<<<<

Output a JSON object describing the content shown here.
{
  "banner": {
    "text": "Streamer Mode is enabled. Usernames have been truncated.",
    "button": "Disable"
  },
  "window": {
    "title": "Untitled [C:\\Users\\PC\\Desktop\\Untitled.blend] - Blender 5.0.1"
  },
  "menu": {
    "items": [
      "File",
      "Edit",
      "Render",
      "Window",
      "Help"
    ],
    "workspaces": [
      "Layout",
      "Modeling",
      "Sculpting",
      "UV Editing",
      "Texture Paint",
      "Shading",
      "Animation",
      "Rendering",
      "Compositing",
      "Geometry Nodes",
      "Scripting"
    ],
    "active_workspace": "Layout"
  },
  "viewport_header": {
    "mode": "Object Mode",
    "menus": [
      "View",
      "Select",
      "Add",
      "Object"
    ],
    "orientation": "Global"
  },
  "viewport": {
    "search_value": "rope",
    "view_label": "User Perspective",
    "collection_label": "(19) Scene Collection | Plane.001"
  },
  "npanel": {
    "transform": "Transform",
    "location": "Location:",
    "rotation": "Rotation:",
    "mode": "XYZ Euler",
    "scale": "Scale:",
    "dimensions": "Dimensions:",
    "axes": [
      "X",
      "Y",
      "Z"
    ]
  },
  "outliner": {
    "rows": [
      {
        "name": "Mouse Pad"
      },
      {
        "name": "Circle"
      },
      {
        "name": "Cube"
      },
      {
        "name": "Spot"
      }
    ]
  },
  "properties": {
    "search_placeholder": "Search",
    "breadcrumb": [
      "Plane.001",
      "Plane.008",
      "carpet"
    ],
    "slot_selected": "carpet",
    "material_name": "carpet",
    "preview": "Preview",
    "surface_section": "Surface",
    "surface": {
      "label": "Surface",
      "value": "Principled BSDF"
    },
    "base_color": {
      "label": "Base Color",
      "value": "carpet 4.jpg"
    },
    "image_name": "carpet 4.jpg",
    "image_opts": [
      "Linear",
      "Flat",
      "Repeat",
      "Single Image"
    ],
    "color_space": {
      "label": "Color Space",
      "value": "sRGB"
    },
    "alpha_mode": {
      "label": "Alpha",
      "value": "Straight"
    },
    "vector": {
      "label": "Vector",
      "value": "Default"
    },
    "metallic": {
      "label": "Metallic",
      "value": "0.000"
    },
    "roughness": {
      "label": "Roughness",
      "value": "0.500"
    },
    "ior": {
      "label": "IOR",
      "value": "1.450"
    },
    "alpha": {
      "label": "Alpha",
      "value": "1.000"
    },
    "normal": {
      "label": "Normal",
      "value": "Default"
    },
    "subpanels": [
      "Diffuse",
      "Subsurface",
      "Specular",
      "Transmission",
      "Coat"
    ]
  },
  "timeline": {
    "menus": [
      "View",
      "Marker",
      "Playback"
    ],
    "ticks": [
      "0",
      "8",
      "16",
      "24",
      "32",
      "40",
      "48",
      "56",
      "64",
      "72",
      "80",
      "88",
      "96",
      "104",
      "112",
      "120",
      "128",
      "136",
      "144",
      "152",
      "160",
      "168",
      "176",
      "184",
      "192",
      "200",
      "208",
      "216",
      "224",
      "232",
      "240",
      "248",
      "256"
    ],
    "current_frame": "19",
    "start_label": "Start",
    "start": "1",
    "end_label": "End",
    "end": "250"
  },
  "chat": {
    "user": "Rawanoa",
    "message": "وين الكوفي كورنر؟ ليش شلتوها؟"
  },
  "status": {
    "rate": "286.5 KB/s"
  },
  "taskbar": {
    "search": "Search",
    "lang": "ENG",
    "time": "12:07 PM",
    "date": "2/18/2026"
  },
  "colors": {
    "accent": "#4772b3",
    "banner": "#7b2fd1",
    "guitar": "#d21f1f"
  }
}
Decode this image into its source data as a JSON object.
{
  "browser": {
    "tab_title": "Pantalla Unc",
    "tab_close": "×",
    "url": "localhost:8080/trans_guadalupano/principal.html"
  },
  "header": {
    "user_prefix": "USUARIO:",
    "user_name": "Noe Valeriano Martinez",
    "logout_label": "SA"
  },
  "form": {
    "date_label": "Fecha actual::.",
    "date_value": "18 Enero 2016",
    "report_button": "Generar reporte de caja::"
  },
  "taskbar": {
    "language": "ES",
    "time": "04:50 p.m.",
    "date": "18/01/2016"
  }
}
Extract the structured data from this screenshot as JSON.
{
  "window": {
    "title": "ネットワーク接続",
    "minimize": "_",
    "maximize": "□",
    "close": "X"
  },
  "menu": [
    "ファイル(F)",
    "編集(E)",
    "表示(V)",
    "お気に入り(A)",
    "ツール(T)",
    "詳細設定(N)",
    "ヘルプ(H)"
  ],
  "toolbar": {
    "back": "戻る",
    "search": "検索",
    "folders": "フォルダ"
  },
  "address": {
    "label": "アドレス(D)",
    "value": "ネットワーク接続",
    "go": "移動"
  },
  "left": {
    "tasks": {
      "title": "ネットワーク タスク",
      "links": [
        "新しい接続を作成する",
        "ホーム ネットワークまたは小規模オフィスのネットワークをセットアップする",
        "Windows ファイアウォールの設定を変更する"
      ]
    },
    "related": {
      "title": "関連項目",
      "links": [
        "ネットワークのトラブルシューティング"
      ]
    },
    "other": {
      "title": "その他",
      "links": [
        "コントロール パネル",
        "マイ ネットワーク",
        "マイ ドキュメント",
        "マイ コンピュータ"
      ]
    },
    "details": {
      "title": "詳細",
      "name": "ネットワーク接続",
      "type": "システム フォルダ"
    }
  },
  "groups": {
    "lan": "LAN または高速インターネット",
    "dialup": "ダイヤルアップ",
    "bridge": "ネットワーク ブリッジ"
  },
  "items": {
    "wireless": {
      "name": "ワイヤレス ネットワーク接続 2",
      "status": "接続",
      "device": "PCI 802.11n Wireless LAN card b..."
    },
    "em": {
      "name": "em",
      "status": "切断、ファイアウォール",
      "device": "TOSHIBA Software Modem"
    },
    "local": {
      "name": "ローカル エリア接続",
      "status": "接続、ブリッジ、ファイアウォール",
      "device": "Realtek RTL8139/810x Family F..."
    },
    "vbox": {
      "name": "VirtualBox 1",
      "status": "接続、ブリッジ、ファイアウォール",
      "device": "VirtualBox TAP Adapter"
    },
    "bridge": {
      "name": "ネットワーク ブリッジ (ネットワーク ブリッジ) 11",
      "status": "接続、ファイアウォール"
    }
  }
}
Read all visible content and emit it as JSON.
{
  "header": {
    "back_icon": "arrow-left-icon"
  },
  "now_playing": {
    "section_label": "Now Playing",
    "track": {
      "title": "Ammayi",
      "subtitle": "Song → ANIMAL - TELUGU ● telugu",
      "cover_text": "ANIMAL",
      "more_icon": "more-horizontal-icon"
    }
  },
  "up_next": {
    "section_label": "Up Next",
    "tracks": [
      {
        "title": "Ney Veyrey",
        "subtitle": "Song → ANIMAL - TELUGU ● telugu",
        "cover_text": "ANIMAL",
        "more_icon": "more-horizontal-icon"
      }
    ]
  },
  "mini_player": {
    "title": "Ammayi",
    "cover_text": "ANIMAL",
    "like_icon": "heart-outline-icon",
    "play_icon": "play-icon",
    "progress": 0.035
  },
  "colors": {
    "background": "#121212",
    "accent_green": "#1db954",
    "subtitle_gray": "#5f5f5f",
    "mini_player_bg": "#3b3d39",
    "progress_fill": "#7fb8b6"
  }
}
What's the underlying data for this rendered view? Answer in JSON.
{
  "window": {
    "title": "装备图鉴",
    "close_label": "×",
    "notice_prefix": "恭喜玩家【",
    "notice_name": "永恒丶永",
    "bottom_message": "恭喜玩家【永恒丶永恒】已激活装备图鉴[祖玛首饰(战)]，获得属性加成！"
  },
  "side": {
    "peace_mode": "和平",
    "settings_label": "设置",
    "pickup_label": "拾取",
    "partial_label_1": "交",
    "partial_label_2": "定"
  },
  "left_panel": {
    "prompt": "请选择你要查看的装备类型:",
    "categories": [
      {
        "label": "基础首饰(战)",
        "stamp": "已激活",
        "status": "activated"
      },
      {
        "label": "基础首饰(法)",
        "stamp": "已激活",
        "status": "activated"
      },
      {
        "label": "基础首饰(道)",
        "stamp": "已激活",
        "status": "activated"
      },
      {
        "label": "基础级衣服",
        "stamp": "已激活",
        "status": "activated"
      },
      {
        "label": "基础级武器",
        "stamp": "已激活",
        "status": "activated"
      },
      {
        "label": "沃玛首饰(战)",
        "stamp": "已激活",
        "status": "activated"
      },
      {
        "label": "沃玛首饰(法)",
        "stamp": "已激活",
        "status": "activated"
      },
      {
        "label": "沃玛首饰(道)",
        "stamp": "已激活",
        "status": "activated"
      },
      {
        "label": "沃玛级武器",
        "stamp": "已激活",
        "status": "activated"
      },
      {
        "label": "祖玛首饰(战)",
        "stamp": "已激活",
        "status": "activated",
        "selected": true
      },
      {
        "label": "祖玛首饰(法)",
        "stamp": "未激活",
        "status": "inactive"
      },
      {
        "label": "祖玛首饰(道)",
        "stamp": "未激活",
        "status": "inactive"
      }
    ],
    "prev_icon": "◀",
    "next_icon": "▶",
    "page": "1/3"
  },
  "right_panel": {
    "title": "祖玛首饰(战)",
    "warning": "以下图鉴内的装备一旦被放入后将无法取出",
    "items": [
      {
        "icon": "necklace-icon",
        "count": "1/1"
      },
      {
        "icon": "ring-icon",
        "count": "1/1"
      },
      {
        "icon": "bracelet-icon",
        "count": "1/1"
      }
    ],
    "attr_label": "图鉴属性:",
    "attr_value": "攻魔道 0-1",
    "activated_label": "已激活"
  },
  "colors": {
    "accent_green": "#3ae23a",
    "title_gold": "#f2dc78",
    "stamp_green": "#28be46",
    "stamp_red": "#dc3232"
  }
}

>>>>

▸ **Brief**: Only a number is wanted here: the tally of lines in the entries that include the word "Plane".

▸ **Completed exercise**: 3